WHAT NEEDS TO BE DONE: Using the data below, copy each line that includes the word "JSON".

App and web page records
○ ○ ○ ○ ○ ○ ○

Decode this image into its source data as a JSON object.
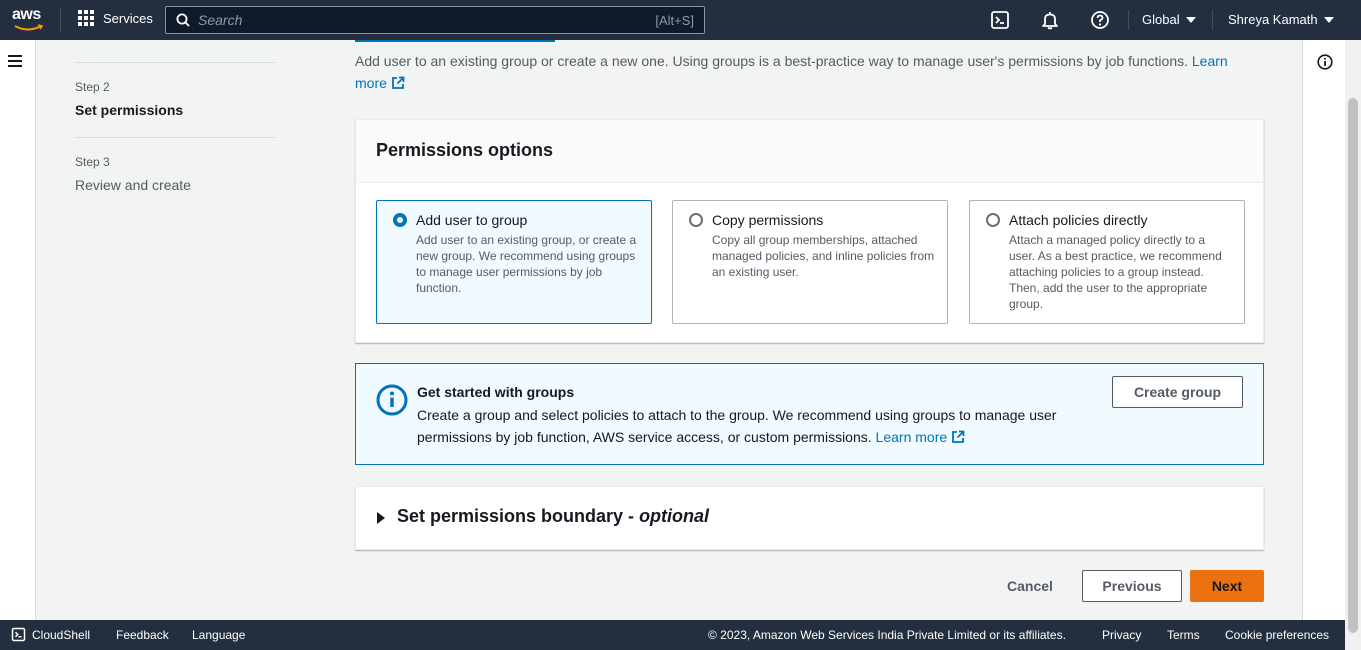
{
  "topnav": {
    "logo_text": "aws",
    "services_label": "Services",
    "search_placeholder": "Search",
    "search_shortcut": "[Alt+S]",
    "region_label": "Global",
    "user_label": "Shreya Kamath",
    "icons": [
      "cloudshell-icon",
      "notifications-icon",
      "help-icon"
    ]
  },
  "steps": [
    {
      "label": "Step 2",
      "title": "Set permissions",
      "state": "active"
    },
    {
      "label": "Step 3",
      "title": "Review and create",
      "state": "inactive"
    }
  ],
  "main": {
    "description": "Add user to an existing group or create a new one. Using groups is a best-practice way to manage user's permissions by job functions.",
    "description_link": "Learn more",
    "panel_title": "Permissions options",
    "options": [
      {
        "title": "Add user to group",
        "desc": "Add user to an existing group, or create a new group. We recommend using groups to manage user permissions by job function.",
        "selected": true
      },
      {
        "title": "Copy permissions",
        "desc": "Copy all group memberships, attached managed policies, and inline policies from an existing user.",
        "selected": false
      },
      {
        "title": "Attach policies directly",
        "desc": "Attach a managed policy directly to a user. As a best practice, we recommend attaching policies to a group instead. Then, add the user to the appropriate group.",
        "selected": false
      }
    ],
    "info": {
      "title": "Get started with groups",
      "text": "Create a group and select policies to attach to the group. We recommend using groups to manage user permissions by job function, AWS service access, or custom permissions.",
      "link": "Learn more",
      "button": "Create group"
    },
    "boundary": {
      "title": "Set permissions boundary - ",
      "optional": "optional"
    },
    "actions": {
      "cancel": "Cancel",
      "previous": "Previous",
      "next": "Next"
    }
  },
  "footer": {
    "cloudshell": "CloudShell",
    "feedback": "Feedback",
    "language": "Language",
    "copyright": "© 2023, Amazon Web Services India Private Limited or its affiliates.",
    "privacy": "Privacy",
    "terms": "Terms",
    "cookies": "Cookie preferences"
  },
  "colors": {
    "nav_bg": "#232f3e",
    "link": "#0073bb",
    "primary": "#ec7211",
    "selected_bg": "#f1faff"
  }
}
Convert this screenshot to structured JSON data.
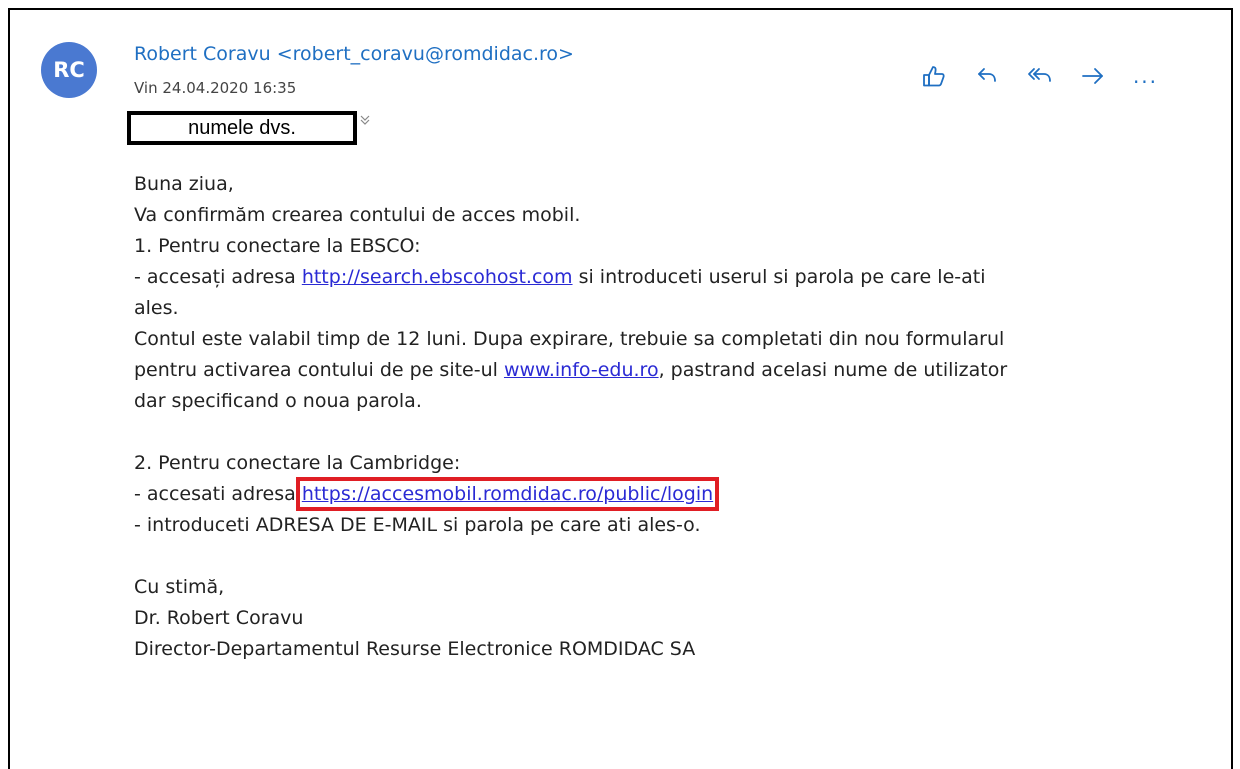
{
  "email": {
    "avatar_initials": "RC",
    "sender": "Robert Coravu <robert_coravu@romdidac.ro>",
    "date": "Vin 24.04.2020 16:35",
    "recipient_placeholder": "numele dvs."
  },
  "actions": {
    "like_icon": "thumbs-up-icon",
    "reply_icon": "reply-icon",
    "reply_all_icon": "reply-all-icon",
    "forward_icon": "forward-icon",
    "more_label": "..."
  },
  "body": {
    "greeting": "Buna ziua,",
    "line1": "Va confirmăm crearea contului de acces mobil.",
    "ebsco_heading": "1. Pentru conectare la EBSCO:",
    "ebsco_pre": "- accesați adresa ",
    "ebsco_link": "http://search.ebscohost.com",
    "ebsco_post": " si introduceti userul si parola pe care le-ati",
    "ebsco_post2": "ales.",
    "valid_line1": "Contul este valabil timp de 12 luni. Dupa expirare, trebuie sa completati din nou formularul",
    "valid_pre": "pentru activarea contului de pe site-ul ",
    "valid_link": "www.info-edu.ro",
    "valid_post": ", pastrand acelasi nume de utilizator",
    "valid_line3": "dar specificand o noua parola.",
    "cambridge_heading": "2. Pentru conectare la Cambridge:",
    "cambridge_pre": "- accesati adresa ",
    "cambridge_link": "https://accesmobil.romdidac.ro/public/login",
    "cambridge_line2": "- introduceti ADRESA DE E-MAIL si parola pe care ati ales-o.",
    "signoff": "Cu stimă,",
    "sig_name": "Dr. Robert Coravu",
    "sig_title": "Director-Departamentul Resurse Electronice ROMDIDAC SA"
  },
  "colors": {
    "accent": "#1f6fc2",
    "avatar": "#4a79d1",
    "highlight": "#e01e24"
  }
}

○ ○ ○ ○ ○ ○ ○

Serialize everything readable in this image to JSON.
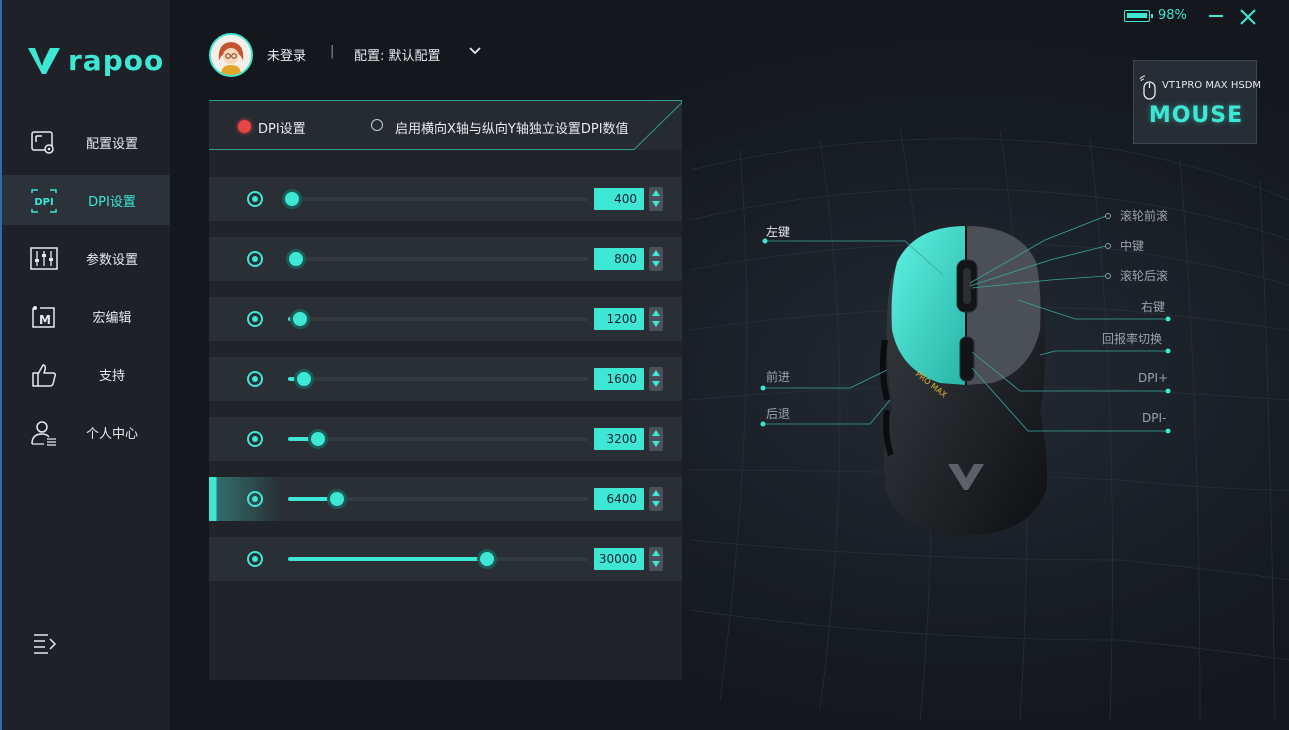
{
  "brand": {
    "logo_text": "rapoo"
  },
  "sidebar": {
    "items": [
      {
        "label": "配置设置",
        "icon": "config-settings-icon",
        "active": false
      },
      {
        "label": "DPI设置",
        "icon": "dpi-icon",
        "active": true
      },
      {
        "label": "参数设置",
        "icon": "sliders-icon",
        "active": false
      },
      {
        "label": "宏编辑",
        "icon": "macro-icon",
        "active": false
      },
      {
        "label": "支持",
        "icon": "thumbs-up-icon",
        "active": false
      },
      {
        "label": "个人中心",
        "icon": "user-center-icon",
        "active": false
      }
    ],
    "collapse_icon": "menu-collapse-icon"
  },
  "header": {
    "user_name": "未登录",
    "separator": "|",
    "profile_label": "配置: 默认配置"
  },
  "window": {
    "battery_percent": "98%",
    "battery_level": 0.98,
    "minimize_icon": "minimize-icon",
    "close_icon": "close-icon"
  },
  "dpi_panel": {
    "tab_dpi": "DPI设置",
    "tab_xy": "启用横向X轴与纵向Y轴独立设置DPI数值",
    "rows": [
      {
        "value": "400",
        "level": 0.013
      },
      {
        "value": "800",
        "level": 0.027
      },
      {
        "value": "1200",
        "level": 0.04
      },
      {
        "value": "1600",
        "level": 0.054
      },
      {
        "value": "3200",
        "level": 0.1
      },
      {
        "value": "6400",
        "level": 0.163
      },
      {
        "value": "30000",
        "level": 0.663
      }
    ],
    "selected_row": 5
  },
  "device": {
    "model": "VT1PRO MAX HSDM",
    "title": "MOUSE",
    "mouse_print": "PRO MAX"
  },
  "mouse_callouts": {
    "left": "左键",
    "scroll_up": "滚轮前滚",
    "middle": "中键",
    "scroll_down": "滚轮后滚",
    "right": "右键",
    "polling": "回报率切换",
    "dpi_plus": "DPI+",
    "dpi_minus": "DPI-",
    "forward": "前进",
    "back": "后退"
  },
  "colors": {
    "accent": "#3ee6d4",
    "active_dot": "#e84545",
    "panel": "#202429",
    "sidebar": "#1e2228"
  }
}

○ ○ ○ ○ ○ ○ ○

EXERCISE ANSWER:
Decode this image into its source data as a JSON object.
Convert this screenshot to structured JSON data.
Serialize everything readable in this image to JSON.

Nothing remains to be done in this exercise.